An international team of researchers have found evidence suggesting leprosy may have spread to Britain from Scandinavia.
The team, led by the University of Leiden, and including researchers from Historic England and the universities of Southampton, Birmingham, Surrey, and Swansea, examined a 1500 year old male skeleton, excavated at Great Chesterford in Essex, England during the 1950s. Radiocarbon dating reveals that he lived between the years AD 415–545.
The bones of the man, probably in his 20s, show changes consistent with leprosy, such as narrowing of the toe bones and damage to the joints, suggesting a very early British case. Modern scientific techniques applied by the researchers have now confirmed the man did suffer from the disease and that he may have come from southern Scandinavia.
Archaeologist Dr Sonia Zakrzewski, of the University of Southampton, explains DNA testing was necessary to get a clear diagnosis: “Not all cases of leprosy can be identified by changes to the skeleton. Some may leave no trace on the bones; others will affect bones in a similar way to other diseases. In these cases the only way to be sure is to use DNA fingerprinting, or other chemical markers characteristic of the leprosy bacillus.”
The researchers tested the skeleton for bacterial DNA and lipid biomarkers to confirm the man had definitely had leprosy and to allow them to carry out a detailed genetic study of the bacteria that caused his illness.
Professor Mike Taylor, a Bioarchaeologist from the University of Surrey, notes that, “Not every excavation yields good quality DNA, but in this case, leprosy DNA isolated from the skeleton was so good it enabled us to identify its strain.”
The results showed the leprosy strain belonged to a lineage (3I) which has previously been found in burials from Medieval Scandinavia and southern Britain, but in this case it originates from a much earlier period, dating from the 5th or 6th centuries AD.
The identification of fatty molecules (lipids) from the leprosy bacteria confirmed the DNA results and also showed it was different from later strains.. Emeritus scientist David Minnikin, from the University of Birmingham, says: “With Leverhulme Trust support, we recorded strong profiles of fatty acid lipid biomarkers that confirmed the presence of leprosy. However, one class of the lipid biomarkers had distinct profiles that may distinguish these older leprosy cases from later Medieval examples.”
Isotopes from the man’s teeth showed that he probably did not come from Britain, but more likely grew up elsewhere in northern Europe, perhaps southern Scandinavia. This matched the results of the DNA, and raises the intriguing possibility that he brought a Scandinavian strain of the leprosy bacterium with him when he migrated to Britain.

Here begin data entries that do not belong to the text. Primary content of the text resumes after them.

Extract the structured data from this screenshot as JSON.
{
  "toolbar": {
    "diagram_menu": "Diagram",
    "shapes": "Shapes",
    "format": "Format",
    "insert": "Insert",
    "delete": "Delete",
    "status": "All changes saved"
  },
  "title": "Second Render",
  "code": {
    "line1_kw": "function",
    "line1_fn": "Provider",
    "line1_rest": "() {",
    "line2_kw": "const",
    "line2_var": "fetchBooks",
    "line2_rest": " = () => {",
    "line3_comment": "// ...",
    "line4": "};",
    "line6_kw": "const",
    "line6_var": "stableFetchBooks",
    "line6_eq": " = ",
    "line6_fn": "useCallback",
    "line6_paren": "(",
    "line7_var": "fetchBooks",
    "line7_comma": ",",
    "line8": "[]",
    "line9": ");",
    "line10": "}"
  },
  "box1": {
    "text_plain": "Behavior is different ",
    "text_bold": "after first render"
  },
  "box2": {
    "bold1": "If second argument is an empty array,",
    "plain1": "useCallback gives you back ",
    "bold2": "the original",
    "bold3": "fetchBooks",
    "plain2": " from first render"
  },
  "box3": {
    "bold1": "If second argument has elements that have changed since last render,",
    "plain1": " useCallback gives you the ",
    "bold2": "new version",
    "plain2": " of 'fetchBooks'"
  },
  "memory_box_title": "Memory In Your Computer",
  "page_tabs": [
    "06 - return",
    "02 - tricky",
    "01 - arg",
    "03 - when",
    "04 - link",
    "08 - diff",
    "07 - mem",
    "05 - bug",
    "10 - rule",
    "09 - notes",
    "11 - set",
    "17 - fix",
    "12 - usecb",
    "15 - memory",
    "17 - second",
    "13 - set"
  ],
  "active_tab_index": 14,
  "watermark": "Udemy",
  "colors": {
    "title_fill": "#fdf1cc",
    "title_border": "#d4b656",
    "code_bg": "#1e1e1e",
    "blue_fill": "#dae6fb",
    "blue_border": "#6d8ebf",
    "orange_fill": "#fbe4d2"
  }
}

Project leader Dr Sarah Inskip of the University of Leiden concludes: “The radiocarbon date confirms this is one of the earliest cases in the UK to have been successfully studied with modern biomolecular methods. This is exciting both for archaeologists and for microbiologists. It helps us understand the spread of disease in the past, and also the evolution of different strains of disease, which might help us fight them in the future. We plan to carry out similar studies on skeletons from different locations to build up a more complete picture of the origins and early spread of this disease.”
Although leprosy is nowadays a tropical disease, in the past it occurred in Europe. Human migrations probably helped spread it, and there are cases in early skeletons from western Europe, particularly from the 7th century AD onward. However the origins of these ancient cases are poorly understood.
The article notes that:
The Great Chesterford case is thus of particular interest in understanding the origins of leprosy in the British Isles, being one of the earliest radiocarbon dated cases with supportive DNA evidence and genotyping of the isolate. The earliest purported example of leprosy from Britain that has been described in the published literature dates from the 3rd-4th century AD and comes from Poundbury, Dorset. This burial comprises lower leg and foot bones only. Although these show changes that are compatible with leprosy, the presence or otherwise of the more firmly diagnostic facial changes could not be ascertained, so the diagnosis is controversial. The first cases of leprosy in Britain showing diagnostic facial signs date from the early Anglo-Saxon period.
The article, ‘Osteological, Biomolecular and Geochemical Examination of an Early Anglo-Saxon Case of Lepromatous Leprosy’ has now been published in the journal Plos One – click here to read it.